** Opening Extracted records block **
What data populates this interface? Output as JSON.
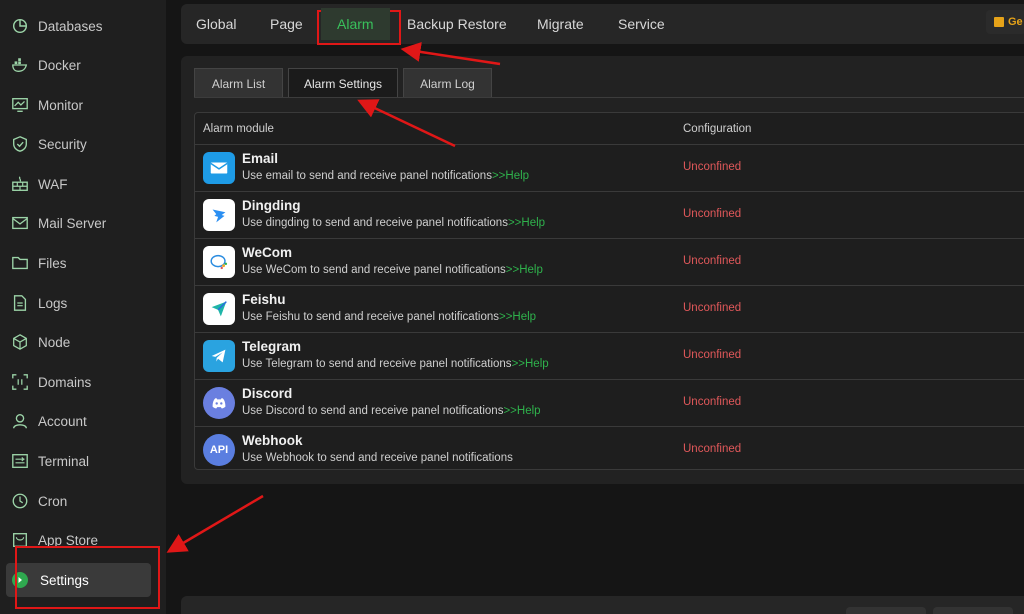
{
  "sidebar": {
    "items": [
      {
        "label": "Databases",
        "icon": "database-icon"
      },
      {
        "label": "Docker",
        "icon": "docker-icon"
      },
      {
        "label": "Monitor",
        "icon": "monitor-icon"
      },
      {
        "label": "Security",
        "icon": "shield-icon"
      },
      {
        "label": "WAF",
        "icon": "firewall-icon"
      },
      {
        "label": "Mail Server",
        "icon": "mail-icon"
      },
      {
        "label": "Files",
        "icon": "folder-icon"
      },
      {
        "label": "Logs",
        "icon": "logs-icon"
      },
      {
        "label": "Node",
        "icon": "node-cube-icon"
      },
      {
        "label": "Domains",
        "icon": "domains-icon"
      },
      {
        "label": "Account",
        "icon": "user-icon"
      },
      {
        "label": "Terminal",
        "icon": "terminal-icon"
      },
      {
        "label": "Cron",
        "icon": "clock-icon"
      },
      {
        "label": "App Store",
        "icon": "store-icon"
      },
      {
        "label": "Settings",
        "icon": "settings-icon",
        "active": true
      }
    ]
  },
  "top_tabs": [
    {
      "label": "Global"
    },
    {
      "label": "Page"
    },
    {
      "label": "Alarm",
      "active": true
    },
    {
      "label": "Backup Restore"
    },
    {
      "label": "Migrate"
    },
    {
      "label": "Service"
    }
  ],
  "get_button": {
    "label": "Ge"
  },
  "sub_tabs": [
    {
      "label": "Alarm List"
    },
    {
      "label": "Alarm Settings",
      "active": true
    },
    {
      "label": "Alarm Log"
    }
  ],
  "table": {
    "headers": {
      "module": "Alarm module",
      "configuration": "Configuration"
    },
    "rows": [
      {
        "name": "Email",
        "description": "Use email to send and receive panel notifications",
        "help": ">>Help",
        "status": "Unconfined",
        "icon": "email-icon"
      },
      {
        "name": "Dingding",
        "description": "Use dingding to send and receive panel notifications",
        "help": ">>Help",
        "status": "Unconfined",
        "icon": "dingding-icon"
      },
      {
        "name": "WeCom",
        "description": "Use WeCom to send and receive panel notifications",
        "help": ">>Help",
        "status": "Unconfined",
        "icon": "wecom-icon"
      },
      {
        "name": "Feishu",
        "description": "Use Feishu to send and receive panel notifications",
        "help": ">>Help",
        "status": "Unconfined",
        "icon": "feishu-icon"
      },
      {
        "name": "Telegram",
        "description": "Use Telegram to send and receive panel notifications",
        "help": ">>Help",
        "status": "Unconfined",
        "icon": "telegram-icon"
      },
      {
        "name": "Discord",
        "description": "Use Discord to send and receive panel notifications",
        "help": ">>Help",
        "status": "Unconfined",
        "icon": "discord-icon"
      },
      {
        "name": "Webhook",
        "description": "Use Webhook to send and receive panel notifications",
        "help": "",
        "status": "Unconfined",
        "icon": "api-icon",
        "icon_text": "API"
      }
    ]
  },
  "colors": {
    "accent_green": "#39c05b",
    "status_red": "#e0585a",
    "annotation_red": "#e01717"
  }
}
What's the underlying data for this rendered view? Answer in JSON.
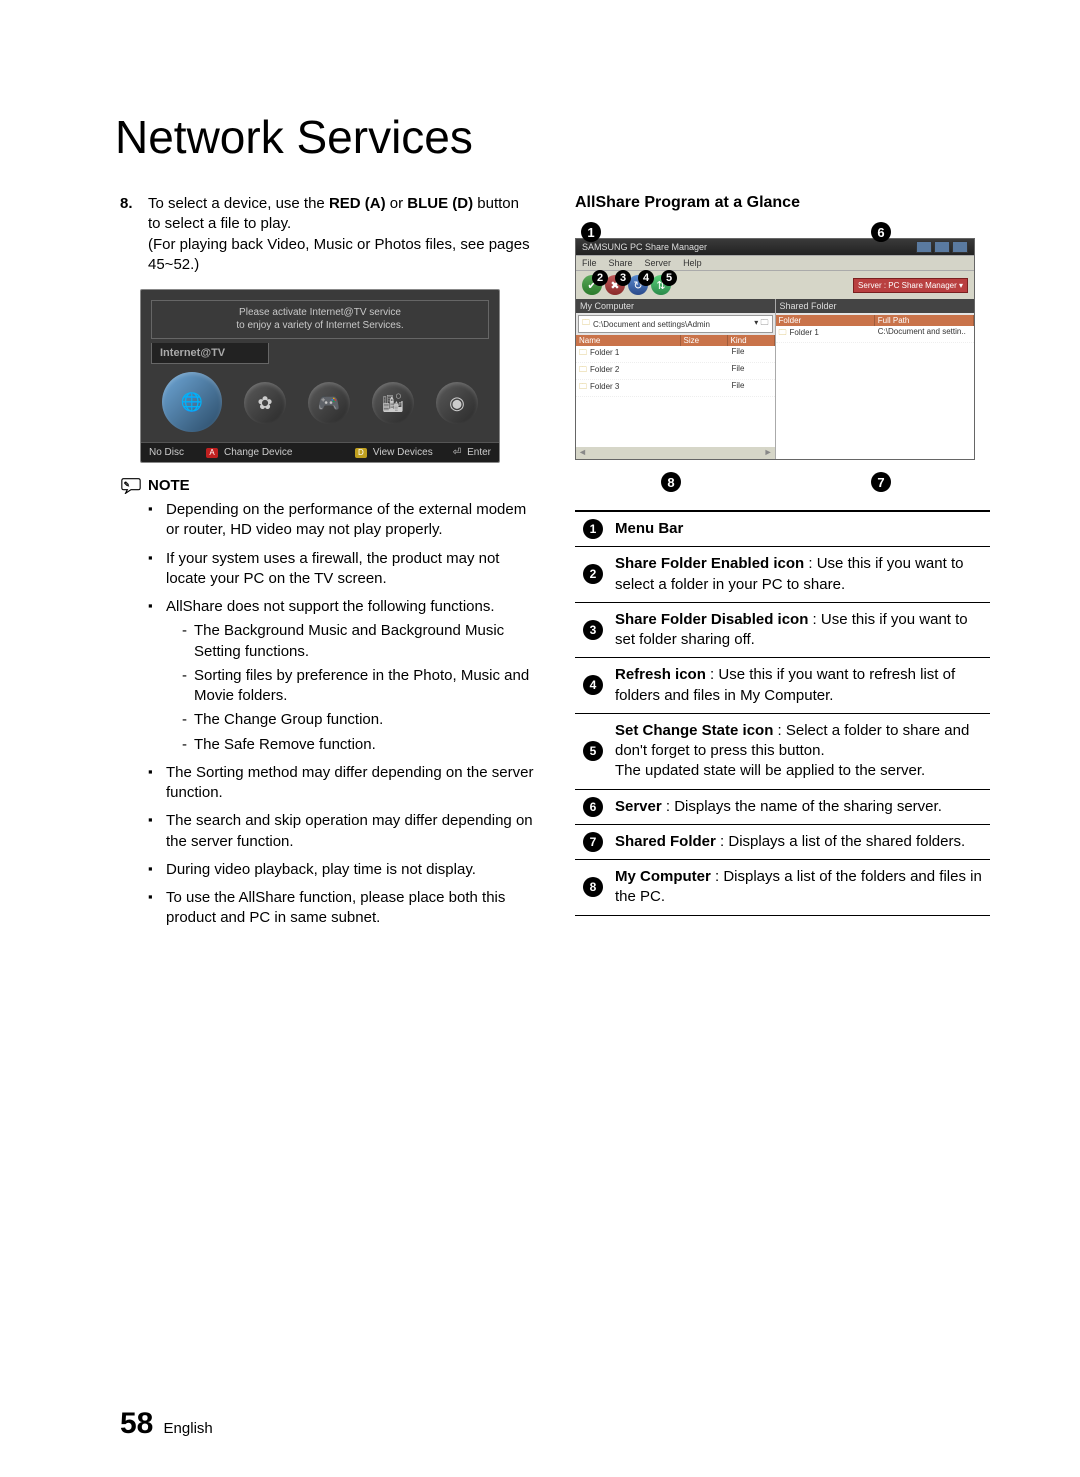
{
  "page_title": "Network Services",
  "left": {
    "step_num": "8.",
    "step_text_parts": {
      "a": "To select a device, use the ",
      "red": "RED (A)",
      "b": " or ",
      "blue": "BLUE (D)",
      "c": " button to select a file to play.",
      "line2": "(For playing back Video, Music or Photos files, see pages 45~52.)"
    },
    "tv": {
      "msg1": "Please activate Internet@TV service",
      "msg2": "to enjoy a variety of Internet Services.",
      "label": "Internet@TV",
      "bottom": {
        "nodisc": "No Disc",
        "pill_a": "A",
        "change": "Change Device",
        "pill_d": "D",
        "view": "View Devices",
        "enter_glyph": "⏎",
        "enter": "Enter"
      }
    },
    "note_label": "NOTE",
    "notes": [
      "Depending on the performance of the external modem or router, HD video may not play properly.",
      "If your system uses a firewall, the product may not locate your PC on the TV screen.",
      "AllShare does not support the following functions.",
      "The Sorting method may differ depending on the server function.",
      "The search and skip operation may differ depending on the server function.",
      "During video playback, play time is not display.",
      "To use the AllShare function, please place both this product and PC in same subnet."
    ],
    "subs": [
      "The Background Music and Background Music Setting functions.",
      "Sorting files by preference in the Photo, Music and Movie folders.",
      "The Change Group function.",
      "The Safe Remove function."
    ]
  },
  "right": {
    "heading": "AllShare Program at a Glance",
    "callouts": [
      "1",
      "2",
      "3",
      "4",
      "5",
      "6",
      "7",
      "8"
    ],
    "window": {
      "title": "SAMSUNG PC Share Manager",
      "menu": [
        "File",
        "Share",
        "Server",
        "Help"
      ],
      "server_label": "Server : PC Share Manager ▾",
      "left_pane": {
        "hdr": "My Computer",
        "path": "C:\\Document and settings\\Admin",
        "cols": [
          "Name",
          "Size",
          "Kind"
        ],
        "rows": [
          {
            "name": "Folder 1",
            "size": "",
            "kind": "File"
          },
          {
            "name": "Folder 2",
            "size": "",
            "kind": "File"
          },
          {
            "name": "Folder 3",
            "size": "",
            "kind": "File"
          }
        ]
      },
      "right_pane": {
        "hdr": "Shared Folder",
        "cols": [
          "Folder",
          "Full Path"
        ],
        "rows": [
          {
            "folder": "Folder 1",
            "path": "C:\\Document and settin.."
          }
        ]
      }
    },
    "table": [
      {
        "n": "1",
        "bold": "Menu Bar",
        "plain": ""
      },
      {
        "n": "2",
        "bold": "Share Folder Enabled icon",
        "plain": " : Use this if you want to select a folder in your PC to share."
      },
      {
        "n": "3",
        "bold": "Share Folder Disabled icon",
        "plain": " : Use this if you want to set folder sharing off."
      },
      {
        "n": "4",
        "bold": "Refresh icon",
        "plain": " : Use this if you want to refresh list of folders and files in My Computer."
      },
      {
        "n": "5",
        "bold": "Set Change State icon",
        "plain": " : Select a folder to share and don't forget to press this button.\nThe updated state will be applied to the server."
      },
      {
        "n": "6",
        "bold": "Server",
        "plain": " : Displays the name of the sharing server."
      },
      {
        "n": "7",
        "bold": "Shared Folder",
        "plain": " : Displays a list of the shared folders."
      },
      {
        "n": "8",
        "bold": "My Computer",
        "plain": " : Displays a list of the folders and files in the PC."
      }
    ]
  },
  "footer": {
    "page": "58",
    "lang": "English"
  }
}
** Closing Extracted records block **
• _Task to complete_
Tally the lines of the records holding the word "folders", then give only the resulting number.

• _Solution to this task_
4